Working data: Begin

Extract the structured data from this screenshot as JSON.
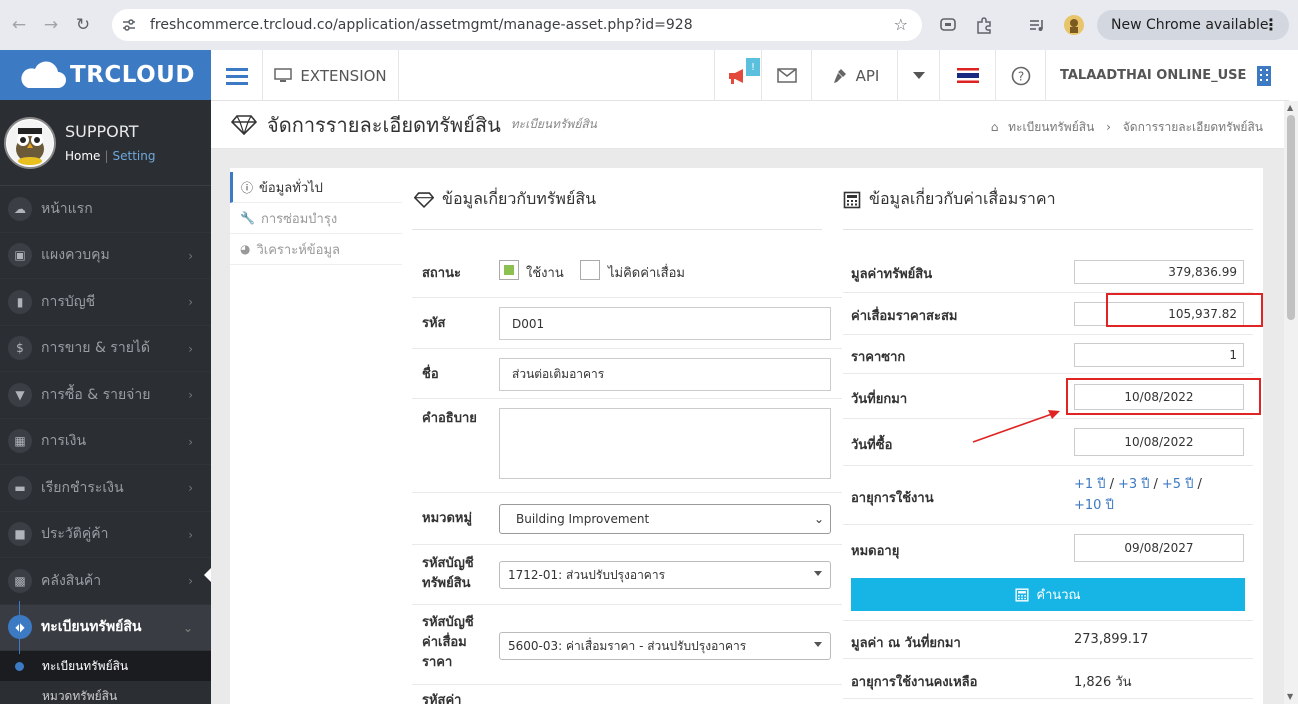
{
  "browser": {
    "url": "freshcommerce.trcloud.co/application/assetmgmt/manage-asset.php?id=928",
    "new_chrome": "New Chrome available"
  },
  "sidebar": {
    "logo": "TRCLOUD",
    "user": "SUPPORT",
    "home_link": "Home",
    "setting_link": "Setting",
    "items": [
      {
        "label": "หน้าแรก",
        "icon": "cloud-icon"
      },
      {
        "label": "แผงควบคุม",
        "icon": "monitor-icon"
      },
      {
        "label": "การบัญชี",
        "icon": "book-icon"
      },
      {
        "label": "การขาย & รายได้",
        "icon": "dollar-icon"
      },
      {
        "label": "การซื้อ & รายจ่าย",
        "icon": "cart-icon"
      },
      {
        "label": "การเงิน",
        "icon": "calendar-icon"
      },
      {
        "label": "เรียกชำระเงิน",
        "icon": "credit-card-icon"
      },
      {
        "label": "ประวัติคู่ค้า",
        "icon": "address-book-icon"
      },
      {
        "label": "คลังสินค้า",
        "icon": "cubes-icon"
      },
      {
        "label": "ทะเบียนทรัพย์สิน",
        "icon": "diamond-icon"
      }
    ],
    "sub_items": [
      "ทะเบียนทรัพย์สิน",
      "หมวดทรัพย์สิน"
    ]
  },
  "topnav": {
    "extension": "EXTENSION",
    "api": "API",
    "badge": "!",
    "company": "TALAADTHAI ONLINE_USE"
  },
  "page": {
    "title": "จัดการรายละเอียดทรัพย์สิน",
    "subtitle": "ทะเบียนทรัพย์สิน",
    "breadcrumb": [
      "ทะเบียนทรัพย์สิน",
      "จัดการรายละเอียดทรัพย์สิน"
    ]
  },
  "tabs": [
    "ข้อมูลทั่วไป",
    "การซ่อมบำรุง",
    "วิเคราะห์ข้อมูล"
  ],
  "asset_info": {
    "title": "ข้อมูลเกี่ยวกับทรัพย์สิน",
    "status_label": "สถานะ",
    "status_active": "ใช้งาน",
    "status_no_dep": "ไม่คิดค่าเสื่อม",
    "code_label": "รหัส",
    "code": "D001",
    "name_label": "ชื่อ",
    "name": "ส่วนต่อเติมอาคาร",
    "desc_label": "คำอธิบาย",
    "desc": "",
    "category_label": "หมวดหมู่",
    "category": "Building Improvement",
    "asset_acc_label": [
      "รหัสบัญชี",
      "ทรัพย์สิน"
    ],
    "asset_acc": "1712-01: ส่วนปรับปรุงอาคาร",
    "dep_acc_label": [
      "รหัสบัญชี",
      "ค่าเสื่อม",
      "ราคา"
    ],
    "dep_acc": "5600-03: ค่าเสื่อมราคา - ส่วนปรับปรุงอาคาร",
    "next_label": "รหัสค่า"
  },
  "depreciation": {
    "title": "ข้อมูลเกี่ยวกับค่าเสื่อมราคา",
    "asset_value_label": "มูลค่าทรัพย์สิน",
    "asset_value": "379,836.99",
    "acc_dep_label": "ค่าเสื่อมราคาสะสม",
    "acc_dep": "105,937.82",
    "salvage_label": "ราคาซาก",
    "salvage": "1",
    "carry_label": "วันที่ยกมา",
    "carry_date": "10/08/2022",
    "buy_label": "วันที่ซื้อ",
    "buy_date": "10/08/2022",
    "life_label": "อายุการใช้งาน",
    "life_options": [
      "+1 ปี",
      "+3 ปี",
      "+5 ปี",
      "+10 ปี"
    ],
    "expire_label": "หมดอายุ",
    "expire_date": "09/08/2027",
    "calc_button": "คำนวณ",
    "value_at_carry_label": "มูลค่า ณ วันที่ยกมา",
    "value_at_carry": "273,899.17",
    "remain_label": "อายุการใช้งานคงเหลือ",
    "remain": "1,826 วัน"
  },
  "colors": {
    "brand": "#3d7ac4",
    "sidebar": "#2b2e33",
    "calc": "#17b4e6",
    "annotation": "#e02424"
  }
}
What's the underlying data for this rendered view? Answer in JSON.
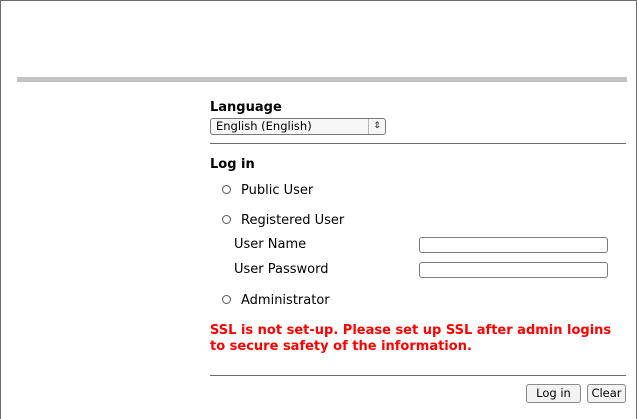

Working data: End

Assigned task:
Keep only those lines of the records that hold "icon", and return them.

Answer area:
        "icon": "cloud-icon"
        "icon": "monitor-icon"
        "icon": "book-icon"
        "icon": "dollar-icon"
        "icon": "cart-icon"
        "icon": "calendar-icon"
        "icon": "credit-card-icon"
        "icon": "address-book-icon"
        "icon": "cubes-icon"
        "icon": "diamond-icon"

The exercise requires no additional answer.